■ What you are asked to do
Below are some records. Count the lines with "time" in them and give nothing but the total.
━━━ Materials provided
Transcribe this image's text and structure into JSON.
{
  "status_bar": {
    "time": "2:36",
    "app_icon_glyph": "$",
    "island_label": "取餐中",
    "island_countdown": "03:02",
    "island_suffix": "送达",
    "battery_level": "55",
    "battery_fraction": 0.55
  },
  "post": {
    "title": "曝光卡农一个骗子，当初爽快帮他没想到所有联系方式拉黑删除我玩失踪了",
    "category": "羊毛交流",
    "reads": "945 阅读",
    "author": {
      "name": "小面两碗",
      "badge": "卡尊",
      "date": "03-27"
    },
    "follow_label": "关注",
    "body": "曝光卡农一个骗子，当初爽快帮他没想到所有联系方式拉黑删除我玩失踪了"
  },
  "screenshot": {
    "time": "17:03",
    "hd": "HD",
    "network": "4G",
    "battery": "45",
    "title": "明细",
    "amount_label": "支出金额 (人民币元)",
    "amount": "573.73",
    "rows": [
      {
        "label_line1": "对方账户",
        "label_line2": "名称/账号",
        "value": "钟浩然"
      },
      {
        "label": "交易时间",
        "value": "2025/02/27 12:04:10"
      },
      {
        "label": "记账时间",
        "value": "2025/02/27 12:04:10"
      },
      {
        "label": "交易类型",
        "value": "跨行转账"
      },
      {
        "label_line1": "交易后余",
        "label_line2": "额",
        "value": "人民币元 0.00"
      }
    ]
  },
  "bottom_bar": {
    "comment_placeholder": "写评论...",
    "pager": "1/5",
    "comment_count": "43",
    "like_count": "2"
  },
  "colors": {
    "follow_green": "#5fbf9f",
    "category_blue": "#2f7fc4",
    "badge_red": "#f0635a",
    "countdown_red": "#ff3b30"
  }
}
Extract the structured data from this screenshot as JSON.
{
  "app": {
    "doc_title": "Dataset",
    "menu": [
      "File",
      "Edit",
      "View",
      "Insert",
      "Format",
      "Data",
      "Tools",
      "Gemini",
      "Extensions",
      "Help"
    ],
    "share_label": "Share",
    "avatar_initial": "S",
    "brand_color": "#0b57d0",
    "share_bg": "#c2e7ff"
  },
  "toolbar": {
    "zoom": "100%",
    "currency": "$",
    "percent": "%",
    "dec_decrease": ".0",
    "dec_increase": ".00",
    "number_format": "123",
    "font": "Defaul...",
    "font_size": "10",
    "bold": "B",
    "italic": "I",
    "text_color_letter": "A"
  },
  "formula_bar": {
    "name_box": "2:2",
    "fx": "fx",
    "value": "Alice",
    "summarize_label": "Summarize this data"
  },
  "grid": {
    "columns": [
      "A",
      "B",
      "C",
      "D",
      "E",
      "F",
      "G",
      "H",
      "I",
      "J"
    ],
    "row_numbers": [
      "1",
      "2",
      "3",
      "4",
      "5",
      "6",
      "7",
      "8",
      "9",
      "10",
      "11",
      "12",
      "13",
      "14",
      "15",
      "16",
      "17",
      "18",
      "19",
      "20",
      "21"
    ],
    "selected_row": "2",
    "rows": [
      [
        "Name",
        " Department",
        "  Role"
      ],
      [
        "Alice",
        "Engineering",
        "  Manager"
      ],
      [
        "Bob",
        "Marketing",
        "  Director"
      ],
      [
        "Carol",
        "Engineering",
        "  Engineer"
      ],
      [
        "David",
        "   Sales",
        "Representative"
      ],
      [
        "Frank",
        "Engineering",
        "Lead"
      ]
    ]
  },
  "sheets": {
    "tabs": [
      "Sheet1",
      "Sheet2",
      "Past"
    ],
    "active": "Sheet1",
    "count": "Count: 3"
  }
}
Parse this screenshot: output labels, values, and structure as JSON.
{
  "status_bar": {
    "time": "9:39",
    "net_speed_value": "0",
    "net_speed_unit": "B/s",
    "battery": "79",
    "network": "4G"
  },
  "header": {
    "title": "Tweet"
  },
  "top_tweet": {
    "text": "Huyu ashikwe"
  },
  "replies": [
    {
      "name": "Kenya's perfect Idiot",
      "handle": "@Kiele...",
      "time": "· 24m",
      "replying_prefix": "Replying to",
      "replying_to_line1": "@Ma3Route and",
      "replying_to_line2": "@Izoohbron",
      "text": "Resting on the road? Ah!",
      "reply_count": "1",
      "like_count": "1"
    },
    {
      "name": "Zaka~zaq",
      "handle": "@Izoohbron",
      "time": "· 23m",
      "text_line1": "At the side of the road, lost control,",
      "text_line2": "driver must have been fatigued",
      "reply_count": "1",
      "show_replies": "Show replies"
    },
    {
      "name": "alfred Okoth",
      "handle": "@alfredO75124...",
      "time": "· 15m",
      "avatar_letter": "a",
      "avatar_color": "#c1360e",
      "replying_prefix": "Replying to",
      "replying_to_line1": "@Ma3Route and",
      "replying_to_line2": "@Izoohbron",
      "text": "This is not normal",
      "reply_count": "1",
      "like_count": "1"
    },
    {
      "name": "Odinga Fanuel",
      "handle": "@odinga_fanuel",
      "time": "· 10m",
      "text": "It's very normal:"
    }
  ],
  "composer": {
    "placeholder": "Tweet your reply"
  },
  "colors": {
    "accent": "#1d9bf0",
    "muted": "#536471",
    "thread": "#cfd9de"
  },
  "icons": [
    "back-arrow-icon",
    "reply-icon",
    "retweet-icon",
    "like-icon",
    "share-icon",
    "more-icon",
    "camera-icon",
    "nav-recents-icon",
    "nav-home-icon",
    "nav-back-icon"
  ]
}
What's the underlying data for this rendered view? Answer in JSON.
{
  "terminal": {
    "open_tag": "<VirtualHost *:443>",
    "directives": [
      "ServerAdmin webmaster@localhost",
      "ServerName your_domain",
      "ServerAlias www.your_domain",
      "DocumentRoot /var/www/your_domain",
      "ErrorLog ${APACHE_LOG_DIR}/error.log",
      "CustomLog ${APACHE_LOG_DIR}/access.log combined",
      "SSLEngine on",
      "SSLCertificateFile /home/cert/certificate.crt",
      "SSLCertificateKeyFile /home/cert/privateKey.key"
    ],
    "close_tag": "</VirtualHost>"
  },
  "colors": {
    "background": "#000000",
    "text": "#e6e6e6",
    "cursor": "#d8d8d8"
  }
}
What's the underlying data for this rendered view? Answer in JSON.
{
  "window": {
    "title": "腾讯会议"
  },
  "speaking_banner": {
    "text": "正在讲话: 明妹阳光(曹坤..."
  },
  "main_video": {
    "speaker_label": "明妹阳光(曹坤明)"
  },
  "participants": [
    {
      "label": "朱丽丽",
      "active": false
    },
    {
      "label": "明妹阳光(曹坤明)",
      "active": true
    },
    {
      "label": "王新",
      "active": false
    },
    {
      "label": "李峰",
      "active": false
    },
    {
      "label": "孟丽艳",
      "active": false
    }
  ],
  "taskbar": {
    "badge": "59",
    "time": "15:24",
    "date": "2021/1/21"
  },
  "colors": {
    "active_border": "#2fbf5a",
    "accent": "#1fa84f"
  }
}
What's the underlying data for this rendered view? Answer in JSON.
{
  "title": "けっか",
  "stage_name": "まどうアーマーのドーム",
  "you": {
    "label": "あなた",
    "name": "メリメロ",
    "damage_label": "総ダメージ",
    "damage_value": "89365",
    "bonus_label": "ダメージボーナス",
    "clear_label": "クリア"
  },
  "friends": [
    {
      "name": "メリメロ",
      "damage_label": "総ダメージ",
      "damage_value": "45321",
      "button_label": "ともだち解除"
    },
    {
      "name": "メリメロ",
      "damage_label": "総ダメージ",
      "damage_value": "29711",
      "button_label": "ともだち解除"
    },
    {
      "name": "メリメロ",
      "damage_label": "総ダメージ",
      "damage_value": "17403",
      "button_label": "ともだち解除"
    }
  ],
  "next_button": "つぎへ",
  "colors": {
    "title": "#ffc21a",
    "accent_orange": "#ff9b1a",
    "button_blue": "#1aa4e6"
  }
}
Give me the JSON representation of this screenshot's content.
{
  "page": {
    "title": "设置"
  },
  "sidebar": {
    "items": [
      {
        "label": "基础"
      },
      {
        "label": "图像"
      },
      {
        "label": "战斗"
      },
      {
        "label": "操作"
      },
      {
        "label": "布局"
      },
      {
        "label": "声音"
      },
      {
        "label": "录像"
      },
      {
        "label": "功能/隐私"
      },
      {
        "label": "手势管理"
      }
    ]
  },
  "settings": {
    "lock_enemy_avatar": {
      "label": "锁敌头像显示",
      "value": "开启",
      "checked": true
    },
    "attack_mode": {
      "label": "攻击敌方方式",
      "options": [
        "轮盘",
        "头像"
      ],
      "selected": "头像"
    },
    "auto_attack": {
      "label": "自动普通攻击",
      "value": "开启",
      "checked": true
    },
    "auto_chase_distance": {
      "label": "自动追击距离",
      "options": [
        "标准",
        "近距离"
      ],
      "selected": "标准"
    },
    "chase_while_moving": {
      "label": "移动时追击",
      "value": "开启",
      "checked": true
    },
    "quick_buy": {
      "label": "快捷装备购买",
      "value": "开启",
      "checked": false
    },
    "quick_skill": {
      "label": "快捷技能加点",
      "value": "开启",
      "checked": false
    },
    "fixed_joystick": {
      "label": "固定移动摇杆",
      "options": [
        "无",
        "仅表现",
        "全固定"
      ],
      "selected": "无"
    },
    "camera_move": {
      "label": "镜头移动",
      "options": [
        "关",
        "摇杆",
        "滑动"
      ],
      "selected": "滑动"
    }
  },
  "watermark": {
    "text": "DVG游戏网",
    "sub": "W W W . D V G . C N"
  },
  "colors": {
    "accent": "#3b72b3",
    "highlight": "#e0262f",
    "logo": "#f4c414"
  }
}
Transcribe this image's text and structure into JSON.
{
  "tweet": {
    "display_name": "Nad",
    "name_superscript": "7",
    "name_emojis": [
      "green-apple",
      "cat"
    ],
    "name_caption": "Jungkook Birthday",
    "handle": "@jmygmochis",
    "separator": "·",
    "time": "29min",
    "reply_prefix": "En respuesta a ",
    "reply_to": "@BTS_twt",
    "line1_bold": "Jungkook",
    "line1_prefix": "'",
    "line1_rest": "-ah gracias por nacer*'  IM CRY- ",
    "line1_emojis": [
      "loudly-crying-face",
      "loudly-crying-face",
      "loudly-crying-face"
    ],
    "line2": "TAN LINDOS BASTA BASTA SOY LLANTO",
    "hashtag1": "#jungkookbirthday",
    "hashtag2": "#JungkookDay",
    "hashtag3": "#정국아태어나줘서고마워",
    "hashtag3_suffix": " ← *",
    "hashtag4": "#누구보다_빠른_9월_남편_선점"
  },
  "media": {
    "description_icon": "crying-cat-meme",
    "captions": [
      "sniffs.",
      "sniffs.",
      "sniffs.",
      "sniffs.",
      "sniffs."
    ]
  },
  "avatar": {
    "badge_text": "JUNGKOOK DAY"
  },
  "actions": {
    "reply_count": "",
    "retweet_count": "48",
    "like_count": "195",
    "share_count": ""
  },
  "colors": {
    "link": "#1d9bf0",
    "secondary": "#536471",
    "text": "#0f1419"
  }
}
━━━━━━
■ Response to the exercise
9